Got me thinking if it’s known that the person has gone to Gan Eden does those who say Kaddish need to continue saying it?
Given that we say kaddish on the yahrtzeit even though the neshama is assumed to be in Gan Eden, we should say kaddish for the first 11 months in any case. We would be saying kaddish so that the neshama should have an aliyah no matter how small any aveiros might be or even if the neshama immediately is placed at an initial level in Gan Eden. I am assuming that this is a parent that you are saying kaddish for as anyone else would not require you to say kaddish at all.
First and foremost we do not rely on dreams since many times they are nonsensical. In fact ,the Noda B'Yehuda writes in Yoreh Deah Tinyana siman 30 he notes that dreams are not reliable and writes " where do we ever see halacha learned from a dream!?!?".further in the teshuva he writes " to bring a proof from a dream is nonsense and nothing at all".
Besides for the reason above one of the reason why the kaadish was instituted for a mourner was to show that the family accepts the loss of their family member by sanctifying HaShems name in a public forum,and show that they still believe in G-d.
While dreams "can" be prophetic, the likelihood of them being so is low for the average person. The reality is we aren't supposed to take dreams this seriously as we're advised the majority of our dreams are either nonsense, reflections of the previous day, or expressing issues within ourselves.

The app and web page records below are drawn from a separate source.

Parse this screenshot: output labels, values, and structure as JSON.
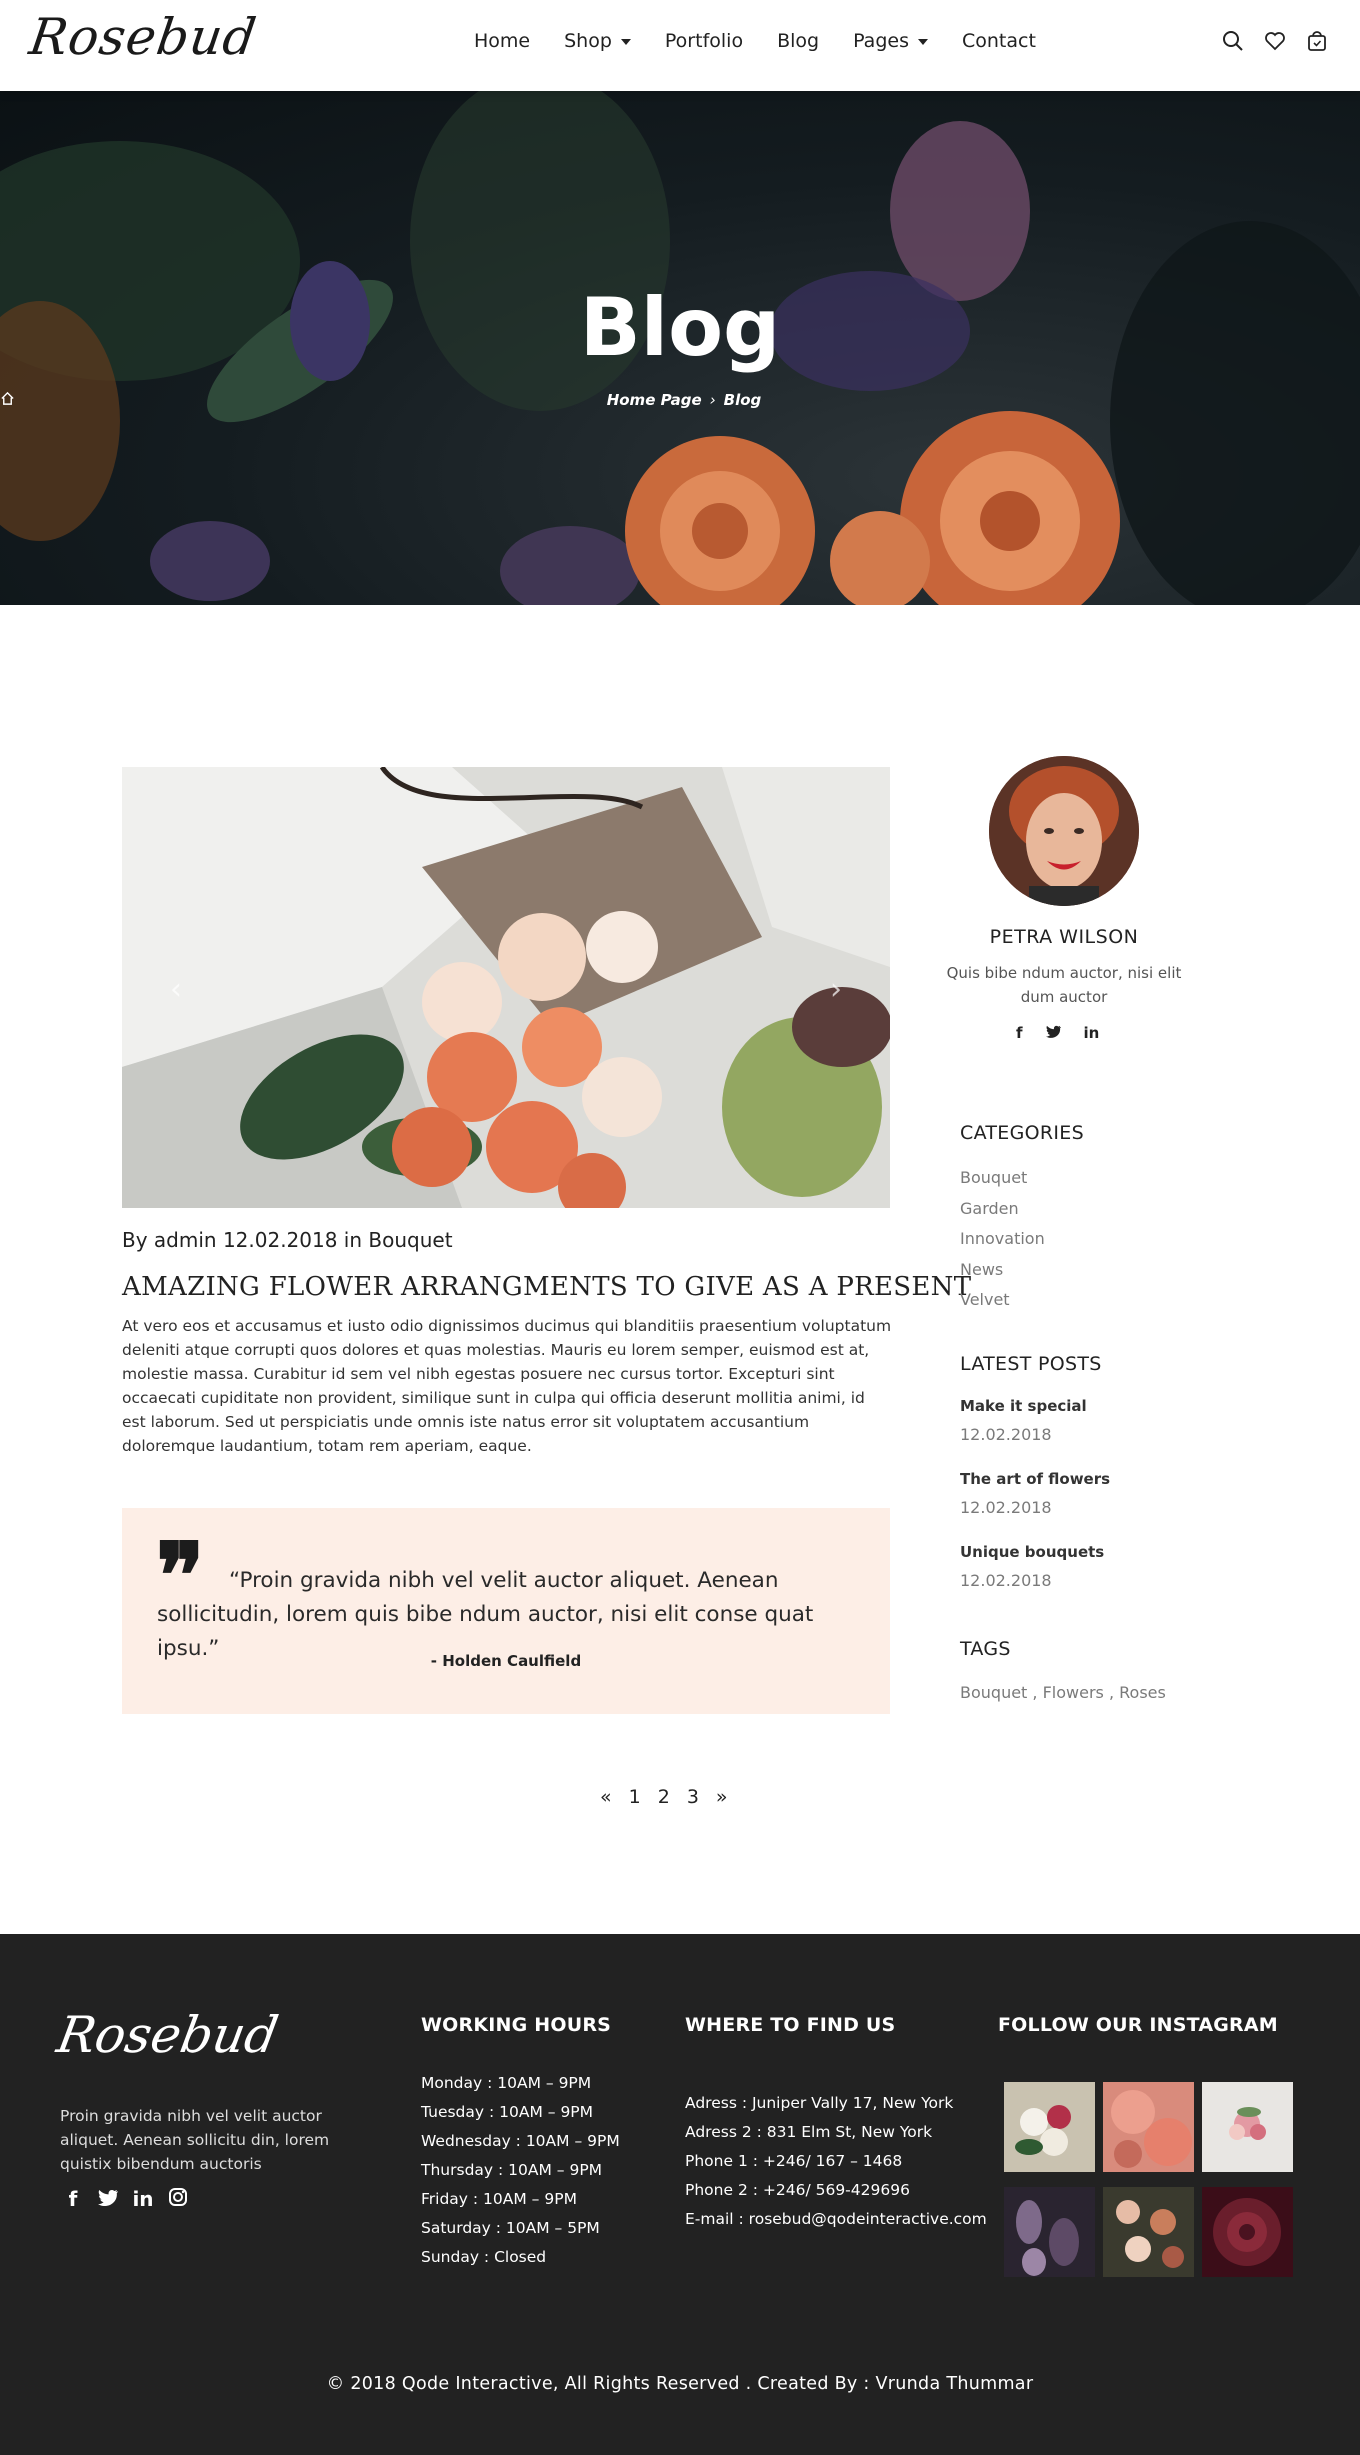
{
  "header": {
    "logo": "Rosebud",
    "nav": [
      {
        "label": "Home",
        "dropdown": false
      },
      {
        "label": "Shop",
        "dropdown": true
      },
      {
        "label": "Portfolio",
        "dropdown": false
      },
      {
        "label": "Blog",
        "dropdown": false
      },
      {
        "label": "Pages",
        "dropdown": true
      },
      {
        "label": "Contact",
        "dropdown": false
      }
    ],
    "icons": [
      "search-icon",
      "heart-icon",
      "shopping-bag-icon"
    ]
  },
  "hero": {
    "title": "Blog",
    "breadcrumb_home": "Home Page",
    "breadcrumb_current": "Blog",
    "breadcrumb_icon": "home-icon"
  },
  "post": {
    "meta": "By admin 12.02.2018 in Bouquet",
    "title": "AMAZING FLOWER ARRANGMENTS TO GIVE AS A PRESENT",
    "body": "At vero eos et accusamus et iusto odio dignissimos ducimus qui blanditiis praesentium voluptatum deleniti atque corrupti quos dolores et quas molestias. Mauris eu lorem semper, euismod est at, molestie massa. Curabitur id sem vel nibh egestas posuere nec cursus tortor. Excepturi sint occaecati cupiditate non provident, similique sunt in culpa qui officia deserunt mollitia animi, id est laborum. Sed ut perspiciatis unde omnis iste natus error sit voluptatem accusantium doloremque laudantium, totam rem aperiam, eaque.",
    "slider_prev": "‹",
    "slider_next": "›"
  },
  "quote": {
    "mark": "❞",
    "text": "“Proin gravida nibh vel velit auctor aliquet. Aenean sollicitudin, lorem quis bibe ndum auctor, nisi elit conse quat ipsu.”",
    "author": "- Holden Caulfield"
  },
  "pagination": [
    "«",
    "1",
    "2",
    "3",
    "»"
  ],
  "sidebar": {
    "author_name": "PETRA WILSON",
    "author_bio": "Quis bibe ndum auctor, nisi elit dum auctor",
    "author_social": [
      "f",
      "🐦",
      "in"
    ],
    "categories_heading": "CATEGORIES",
    "categories": [
      "Bouquet",
      "Garden",
      "Innovation",
      "News",
      "Velvet"
    ],
    "latest_heading": "LATEST POSTS",
    "latest": [
      {
        "title": "Make it special",
        "date": "12.02.2018"
      },
      {
        "title": "The art of flowers",
        "date": "12.02.2018"
      },
      {
        "title": "Unique bouquets",
        "date": "12.02.2018"
      }
    ],
    "tags_heading": "TAGS",
    "tags": [
      "Bouquet",
      "Flowers",
      "Roses"
    ]
  },
  "footer": {
    "logo": "Rosebud",
    "about": "Proin gravida nibh vel velit auctor aliquet. Aenean sollicitu din, lorem quistix bibendum auctoris",
    "social": [
      "f",
      "🐦",
      "in",
      "◎"
    ],
    "hours_heading": "WORKING HOURS",
    "hours": [
      "Monday : 10AM – 9PM",
      "Tuesday : 10AM – 9PM",
      "Wednesday : 10AM – 9PM",
      "Thursday : 10AM – 9PM",
      "Friday : 10AM – 9PM",
      "Saturday : 10AM – 5PM",
      "Sunday : Closed"
    ],
    "find_heading": "WHERE TO FIND US",
    "contact": [
      "Adress : Juniper Vally 17, New York",
      "Adress 2 : 831 Elm St, New York",
      "Phone 1 : +246/ 167 – 1468",
      "Phone 2 : +246/ 569-429696",
      "E-mail : rosebud@qodeinteractive.com"
    ],
    "instagram_heading": "FOLLOW OUR INSTAGRAM",
    "instagram_colors": [
      "#c9c2b0",
      "#d98b7c",
      "#e8e6e3",
      "#5d4a66",
      "#6b6f53",
      "#5a1c28"
    ],
    "copyright": "© 2018 Qode Interactive, All Rights Reserved . Created By : Vrunda Thummar"
  },
  "colors": {
    "quote_bg": "#fdeee6",
    "footer_bg": "#222222",
    "muted_text": "#7a7a7a"
  }
}
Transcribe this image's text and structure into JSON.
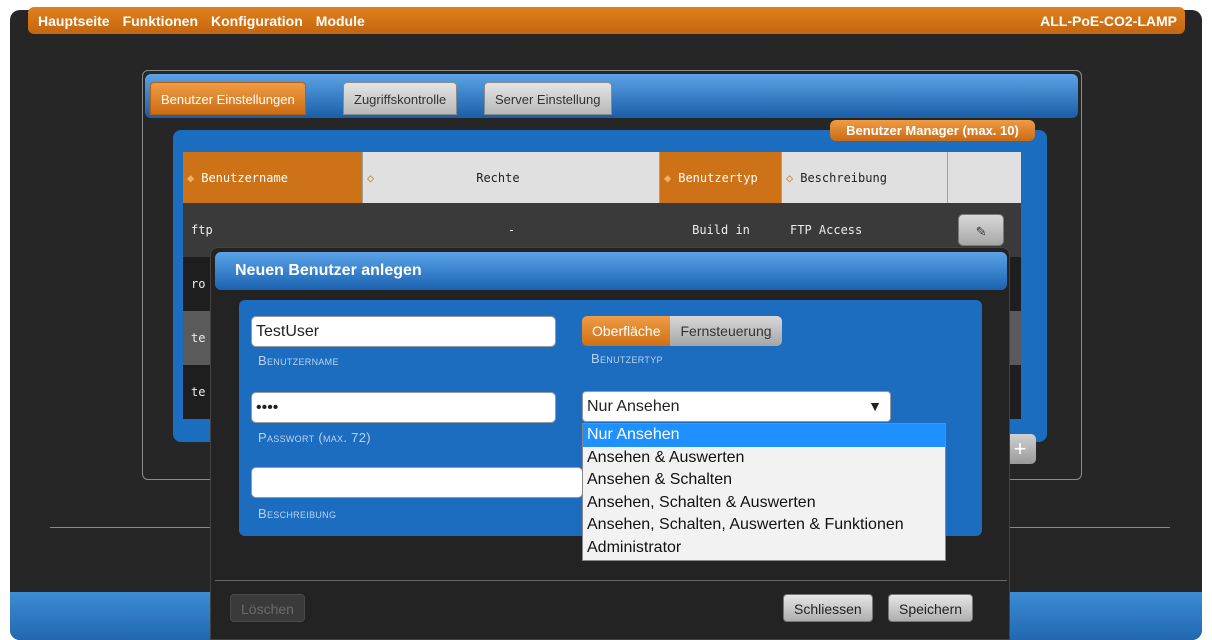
{
  "header": {
    "nav": [
      "Hauptseite",
      "Funktionen",
      "Konfiguration",
      "Module"
    ],
    "device_name": "ALL-PoE-CO2-LAMP"
  },
  "tabs": [
    "Benutzer Einstellungen",
    "Zugriffskontrolle",
    "Server Einstellung"
  ],
  "user_manager": {
    "badge": "Benutzer Manager (max. 10)",
    "columns": [
      "Benutzername",
      "Rechte",
      "Benutzertyp",
      "Beschreibung"
    ],
    "rows": [
      {
        "name": "ftp",
        "rights": "-",
        "type": "Build in",
        "desc": "FTP Access"
      },
      {
        "name": "ro",
        "rights": "",
        "type": "",
        "desc": ""
      },
      {
        "name": "te",
        "rights": "",
        "type": "",
        "desc": ""
      },
      {
        "name": "te",
        "rights": "",
        "type": "",
        "desc": ""
      }
    ]
  },
  "modal": {
    "title": "Neuen Benutzer anlegen",
    "username_value": "TestUser",
    "username_caption": "Benutzername",
    "password_value": "••••",
    "password_caption": "Passwort (max. 72)",
    "description_value": "",
    "description_caption": "Beschreibung",
    "usertype_options": [
      "Oberfläche",
      "Fernsteuerung"
    ],
    "usertype_caption": "Benutzertyp",
    "rights_selected": "Nur Ansehen",
    "rights_options": [
      "Nur Ansehen",
      "Ansehen & Auswerten",
      "Ansehen & Schalten",
      "Ansehen, Schalten & Auswerten",
      "Ansehen, Schalten, Auswerten & Funktionen",
      "Administrator"
    ],
    "delete_label": "Löschen",
    "close_label": "Schliessen",
    "save_label": "Speichern"
  },
  "icons": {
    "sort": "sort-icon",
    "edit": "pencil-icon",
    "add": "plus-icon",
    "dropdown": "caret-down-icon"
  },
  "colors": {
    "accent_orange": "#cd7216",
    "accent_blue": "#1a6dbf",
    "background": "#262626"
  }
}
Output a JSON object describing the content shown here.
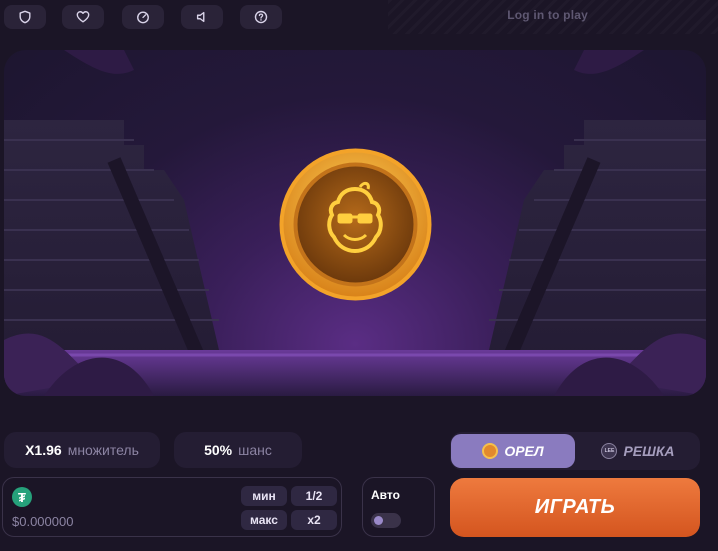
{
  "topbar": {
    "icons": [
      "shield-icon",
      "heart-icon",
      "speedometer-icon",
      "volume-icon",
      "help-icon"
    ],
    "login_text": "Log in to play"
  },
  "stats": {
    "multiplier_value": "X1.96",
    "multiplier_label": "множитель",
    "chance_value": "50%",
    "chance_label": "шанс"
  },
  "bet": {
    "currency_icon": "tether-icon",
    "currency_symbol": "₮",
    "amount": "$0.000000",
    "min_label": "мин",
    "half_label": "1/2",
    "max_label": "макс",
    "double_label": "x2"
  },
  "auto": {
    "label": "Авто",
    "enabled": false
  },
  "side": {
    "heads_label": "ОРЕЛ",
    "tails_label": "РЕШКА",
    "tails_icon_text": "LEE",
    "selected": "heads"
  },
  "play_label": "ИГРАТЬ",
  "colors": {
    "background": "#1b1526",
    "accent_orange": "#e56b30",
    "active_side": "#8a7bbf",
    "coin_gold": "#f0b23a"
  }
}
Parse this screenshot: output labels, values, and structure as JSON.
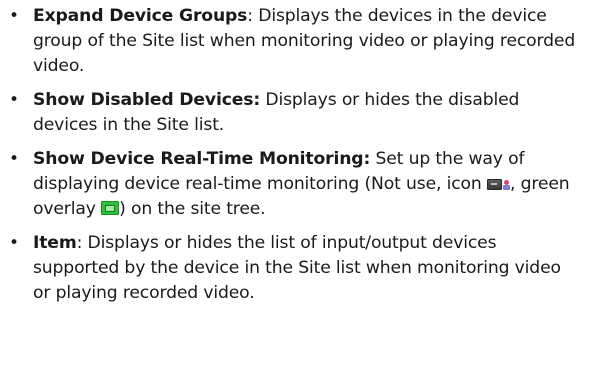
{
  "items": [
    {
      "bullet": "•",
      "term": "Expand Device Groups",
      "after_term": ":",
      "text": " Displays the devices in the device group of the Site list when monitoring video or playing recorded video."
    },
    {
      "bullet": "•",
      "term": "Show Disabled Devices:",
      "after_term": "",
      "text": " Displays or hides the disabled devices in the Site list."
    },
    {
      "bullet": "•",
      "term": "Show Device Real-Time Monitoring:",
      "after_term": "",
      "text_a": " Set up the way of displaying device real-time monitoring (Not use, icon ",
      "text_b": ", green overlay ",
      "text_c": ") on the site tree."
    },
    {
      "bullet": "•",
      "term": "Item",
      "after_term": ":",
      "text": " Displays or hides the list of input/output devices supported by the device in the Site list when monitoring video or playing recorded video."
    }
  ],
  "icons": {
    "monitoring_icon": "camera-monitoring-icon",
    "green_overlay_icon": "green-overlay-icon",
    "green": "#2fbf3a"
  }
}
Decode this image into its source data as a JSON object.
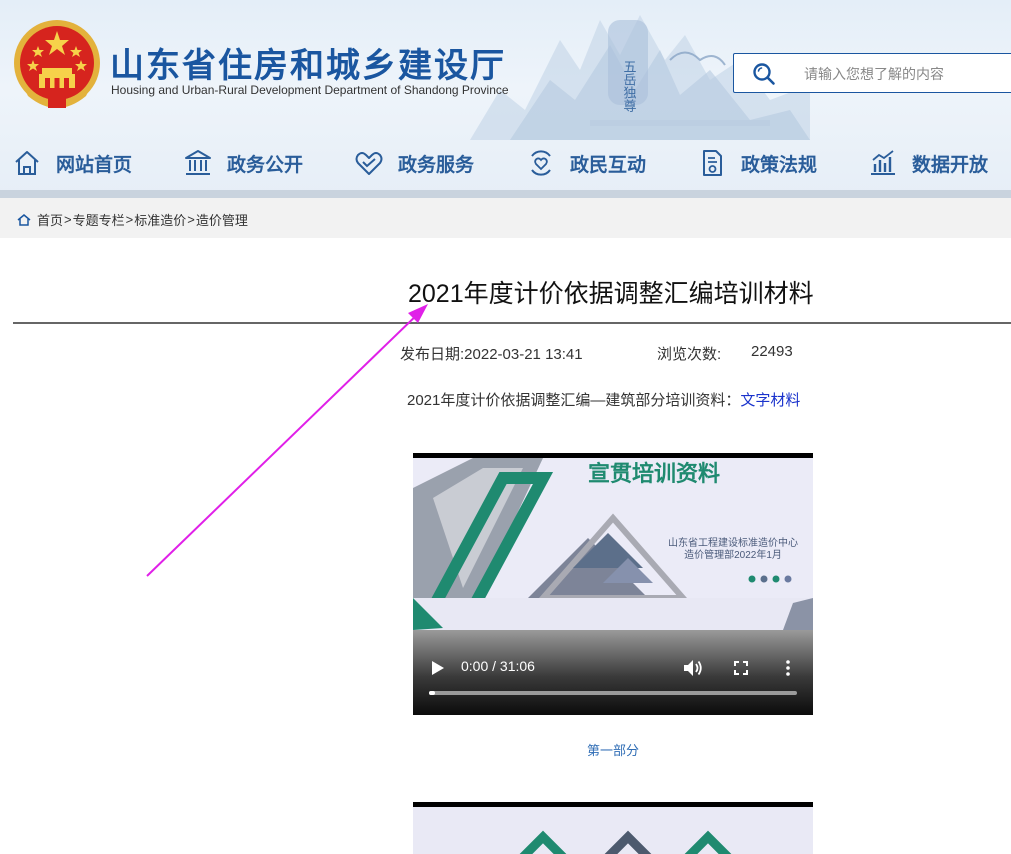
{
  "header": {
    "title": "山东省住房和城乡建设厅",
    "subtitle": "Housing and Urban-Rural Development Department of Shandong Province",
    "mountain_sign": "五岳独尊"
  },
  "search": {
    "placeholder": "请输入您想了解的内容"
  },
  "nav": {
    "items": [
      {
        "label": "网站首页",
        "icon": "home-icon"
      },
      {
        "label": "政务公开",
        "icon": "government-building-icon"
      },
      {
        "label": "政务服务",
        "icon": "handshake-heart-icon"
      },
      {
        "label": "政民互动",
        "icon": "interaction-heart-icon"
      },
      {
        "label": "政策法规",
        "icon": "policy-document-icon"
      },
      {
        "label": "数据开放",
        "icon": "bar-chart-icon"
      }
    ]
  },
  "breadcrumb": {
    "items": [
      "首页",
      "专题专栏",
      "标准造价",
      "造价管理"
    ],
    "separator": ">"
  },
  "article": {
    "title": "2021年度计价依据调整汇编培训材料",
    "publish_label": "发布日期:",
    "publish_date": "2022-03-21 13:41",
    "views_label": "浏览次数:",
    "views": "22493",
    "intro": "2021年度计价依据调整汇编—建筑部分培训资料：",
    "intro_link": "文字材料"
  },
  "videos": [
    {
      "heading": "宣贯培训资料",
      "org_line1": "山东省工程建设标准造价中心",
      "org_line2": "造价管理部2022年1月",
      "time": "0:00 / 31:06",
      "progress": 0.015,
      "caption": "第一部分"
    },
    {
      "heading": "",
      "time": "",
      "caption": ""
    }
  ],
  "colors": {
    "brand_blue": "#1a56a0",
    "nav_text": "#2a5d9a",
    "link": "#1a33cc",
    "caption": "#2f6db5",
    "teal": "#1f8a70",
    "annotation_arrow": "#e020e8"
  }
}
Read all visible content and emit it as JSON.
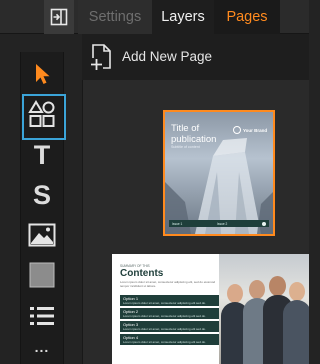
{
  "header": {
    "tabs": [
      {
        "label": "Settings",
        "state": "disabled"
      },
      {
        "label": "Layers",
        "state": "normal"
      },
      {
        "label": "Pages",
        "state": "active"
      }
    ],
    "collapse_icon": "panel-collapse-icon"
  },
  "toolbar": {
    "tools": [
      {
        "name": "select-tool",
        "icon": "cursor-arrow-icon",
        "selected": false
      },
      {
        "name": "shapes-tool",
        "icon": "shapes-icon",
        "selected": true
      },
      {
        "name": "text-tool",
        "glyph": "T",
        "icon": "text-icon",
        "selected": false
      },
      {
        "name": "styles-tool",
        "glyph": "S",
        "icon": "style-icon",
        "selected": false
      },
      {
        "name": "image-tool",
        "icon": "image-icon",
        "selected": false
      },
      {
        "name": "rectangle-tool",
        "icon": "square-icon",
        "selected": false
      },
      {
        "name": "list-tool",
        "icon": "list-icon",
        "selected": false
      },
      {
        "name": "more-tool",
        "glyph": "...",
        "icon": "more-icon",
        "selected": false
      }
    ]
  },
  "pages_panel": {
    "add_page_label": "Add New Page",
    "pages": [
      {
        "selected": true,
        "title": "Title of publication",
        "subtitle": "Subtitle of content",
        "brand": "Your Brand",
        "bar_left": "Issue 1",
        "bar_right": "Issue 2"
      },
      {
        "selected": false,
        "small_label": "SUMMARY OF THIS",
        "title": "Contents",
        "intro": "Lorem ipsum dolor sit amet, consectetur adipiscing elit, sed do eiusmod tempor incididunt ut labore.",
        "options": [
          {
            "title": "Option 1",
            "desc": "Lorem ipsum dolor sit amet, consectetur adipiscing elit sed do."
          },
          {
            "title": "Option 2",
            "desc": "Lorem ipsum dolor sit amet, consectetur adipiscing elit sed do."
          },
          {
            "title": "Option 3",
            "desc": "Lorem ipsum dolor sit amet, consectetur adipiscing elit sed do."
          },
          {
            "title": "Option 4",
            "desc": "Lorem ipsum dolor sit amet, consectetur adipiscing elit sed do."
          }
        ]
      }
    ]
  },
  "colors": {
    "accent_orange": "#ff8a1e",
    "selection_blue": "#3ba4d8",
    "panel_dark": "#232323",
    "teal": "#1f3e3a"
  }
}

There is actually a bit discussed about the topic in the Talmud. The readings themselves are quite interesting but they get touched upon in this article found on Aish.
The general consensus is we should assume a dream is just a dream.
A prophetic dream can certainly exist but we can't actually know it's a prophecy until it happens. This creates a predicament in your scenario.
If you say Kaddish, you're recognizing your own fallibility as a person. You aren't assuming prophecy but assuming you're human and doing what all humans should do. You say Kaddish because you can't actually know for sure.
If you don't say Kaddish and assume the dream was true, you're making an assumption which you have no true proof of. The dream may have made you feel secure in the idea your loved one is in a better place but you don't actually know for sure. You then use that assumption to ignore the responsibility of saying Kaddish.
Dreams are odd because they can be related to a mix of things.
The food you ate before bed.
Anticipation of an upcoming good/bad event.
Sickness fueling odd dreams (a fever dream).
You would be advised to say Kaddish because you can't actually know. If the dream wasn't prophetic and simply created through a subconscious means or external stimuli, you would be ignoring the need to say Kaddish. That isn't an assumption worth making.
The source for saying Kaddish for the deceased is from Kalla Rabbasi 2:9 (as mentioned by the Darchei Moshe Y.D. 376:8):
ט ברייתא קטנים מקבלים פני שכינה שנאמר זרע יעבדנו יסופר לה׳ לדור: [גמ׳] איבעיא להו מכפרין עון אבות או לא, ת״ש דר׳ עקיבא נפק לההוא אתרא אשכחיה לההוא גברא דהוי דרי טונא אכתפיה ולא הוה מצי לסגויי ביה והוה צוח ומתאנח, א״ל מאי עבידתיך א״ל לא שבקנא איסורא דלא עבידנא בההיא עלמא ועכשיו איכא נטורין עילוון ולא שבקין לי דאינוח א״ל רבי עקיבא שבקת ברא א״ל בחייך לא תשלין דדחילנא ממלאכי דמחו לי בפולסי דנורא ואמרין לי אמאי לא תיתי בפריע א״ל אימא ליה דקא ניחותך, א״ל שבקית אתתא מעברתא אזל ר׳ עקיבא עאל לההיא מדינתא, אמר להו בריה דפלוני היכא (ליה) אמרו ליה יעקר זכרו דההוא שחיק עצמות א״ל אמאי אמרו ליה ההוא לסטים אכל אינשי ומצער בריתא ולא עוד אלא שבא על נערה המאורסה ביום הכפורים. אזל לביתיה אשכח אתתיה מעוברתא נטרה עד דילדה , אזל מהליה לכי גדל אוקמי׳ בבי כנישתא לברוכי בקהלא לימים אזל ר׳ עקיבא לההוא אתרא איתחזי ליה א״ל תנוח דעתך שהנחת את דעתי:
To summarize, Rebbi Akiva saw a dead man suffering from his punishment, and he wanted to save the dead man from his suffering. To do that he found the dead man's son, and had him say berachos for the congregation. Rebbi Akiva later found that the dead man was settled.
The Beis Yosef brings a similar story from the Zohar where the son says Kaddish or the Haftarah.
According to this the whole purpose of saying Kaddish is to bring the deceased to Gan Eden, and if one were to know that he is already there , then there would be no point.